Lipitor is a medication used to lower bad cholesterol, more formally known as low-density lipoprotein (LDL). The drug is meant to be used in addition to an exercise regime and a healthy diet; you can't, in other words, take Lipitor and eat whatever you want without any effect on cholesterol. For some people, though, diet and exercise may not be enough to control cholesterol, because so much of it is made by the body.
Maintaining healthy levels of cholesterol has an enormous impact on your heart health, and unlike risk factors such as age or family history, cholesterol counts are a manageable risk factor for heart disease. High cholesterol levels in the blood can clog arteries, leading to a heart attack. Lipitor could lower bad cholesterol by 39 to 60 percent, depending on the dosage [source: Lipitor].
Lipitor also works to a lesser extent to increase high-density lipoproteins (HDL), or the good cholesterol; the medication has been shown to raise HDL by 5 to 9 percent [source: Lipitor]. Lowered levels of this good cholesterol can also increase the risk of heart disease, because HDL carries away extra cholesterol to the liver, thus removing it from the bloodstream and lowering your cholesterol count.

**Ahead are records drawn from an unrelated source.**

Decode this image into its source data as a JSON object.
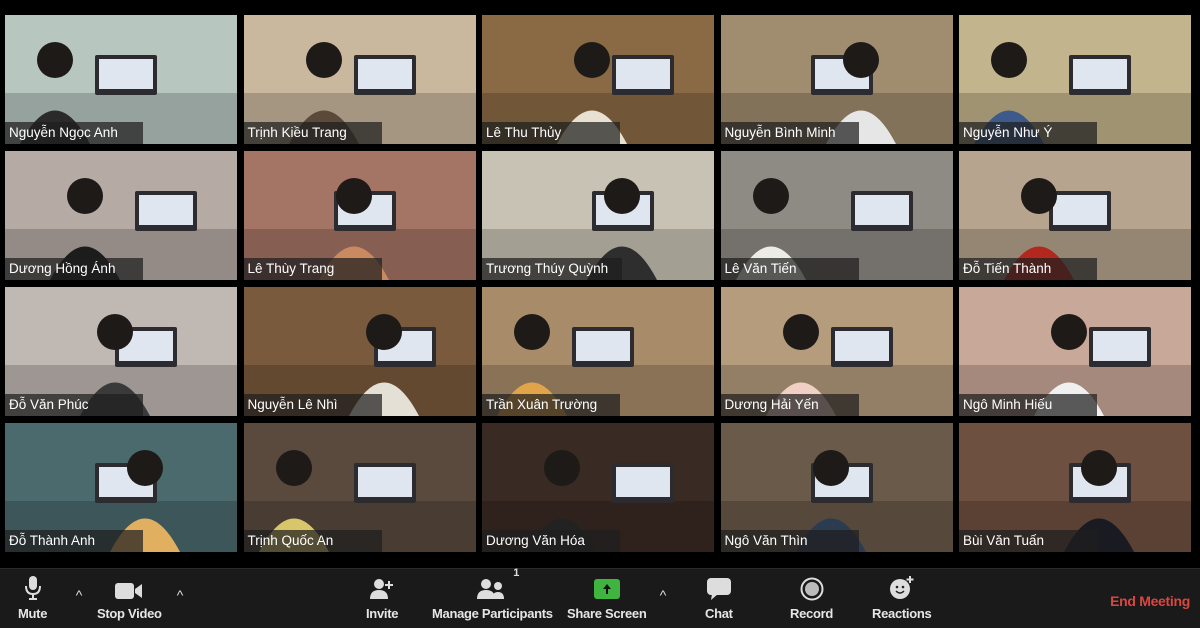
{
  "participants": [
    {
      "name": "Nguyễn Ngọc Anh",
      "bg": "#b8c6c0",
      "accent": "#2a2a2a"
    },
    {
      "name": "Trịnh Kiều Trang",
      "bg": "#c9b79e",
      "accent": "#5b4a3a"
    },
    {
      "name": "Lê Thu Thủy",
      "bg": "#8a6a44",
      "accent": "#e8e0d0"
    },
    {
      "name": "Nguyễn Bình Minh",
      "bg": "#a08c6e",
      "accent": "#e6e6e6"
    },
    {
      "name": "Nguyễn Như Ý",
      "bg": "#c2b48c",
      "accent": "#3d5a8a"
    },
    {
      "name": "Dương Hồng Ánh",
      "bg": "#b6aaa4",
      "accent": "#1c1c1c"
    },
    {
      "name": "Lê Thùy Trang",
      "bg": "#a47464",
      "accent": "#c98a62"
    },
    {
      "name": "Trương Thúy Quỳnh",
      "bg": "#c8c2b4",
      "accent": "#2e2e2e"
    },
    {
      "name": "Lê Văn Tiến",
      "bg": "#8e8a84",
      "accent": "#ecebe6"
    },
    {
      "name": "Đỗ Tiến Thành",
      "bg": "#b6a48e",
      "accent": "#b3281e"
    },
    {
      "name": "Đỗ Văn Phúc",
      "bg": "#c0b8b2",
      "accent": "#3a3a3a"
    },
    {
      "name": "Nguyễn Lê Nhì",
      "bg": "#7a5a3c",
      "accent": "#e5e0d6"
    },
    {
      "name": "Trần Xuân Trường",
      "bg": "#a88c6a",
      "accent": "#e2a44a"
    },
    {
      "name": "Dương Hải Yến",
      "bg": "#b49c7c",
      "accent": "#f0d0c4"
    },
    {
      "name": "Ngô Minh Hiếu",
      "bg": "#c8a898",
      "accent": "#f0f0f0"
    },
    {
      "name": "Đỗ Thành Anh",
      "bg": "#4a6a6e",
      "accent": "#e0b060"
    },
    {
      "name": "Trịnh Quốc An",
      "bg": "#5a4a3e",
      "accent": "#d8c66a"
    },
    {
      "name": "Dương Văn Hóa",
      "bg": "#3a2a24",
      "accent": "#222222"
    },
    {
      "name": "Ngô Văn Thìn",
      "bg": "#6a5a4a",
      "accent": "#2c3c50"
    },
    {
      "name": "Bùi Văn Tuấn",
      "bg": "#6e5040",
      "accent": "#1a1a22"
    }
  ],
  "toolbar": {
    "mute": "Mute",
    "stop_video": "Stop Video",
    "invite": "Invite",
    "manage_participants": "Manage Participants",
    "participant_count": "1",
    "share_screen": "Share Screen",
    "chat": "Chat",
    "record": "Record",
    "reactions": "Reactions",
    "end_meeting": "End Meeting",
    "caret": "^"
  },
  "colors": {
    "share_green": "#3fb53f",
    "end_red": "#d9473f"
  }
}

Because Lipitor reduces the risk of heart disease, the U.S. Food and Drug Administration (FDA) has recognized Lipitor as a way to reduce the risk of heart attack, certain kinds of heart surgeries and chest pain. It's also an approved way to reduce the risk of strokes, which are like heart attacks in the brain. While Lipitor can help stave off that first stroke, it's also an effective way to prevent a possible second. In a 2006 study published in the New England Journal of Medicine, researchers found that patients taking Lipitor after their first stroke saw a 16 percent reduction in the risk of another stroke compared to subjects taking a placebo [source: Rosalind Franklin University of Medicine and Science].
On the next page, we'll explore some side effects commonly associated with Lipitor.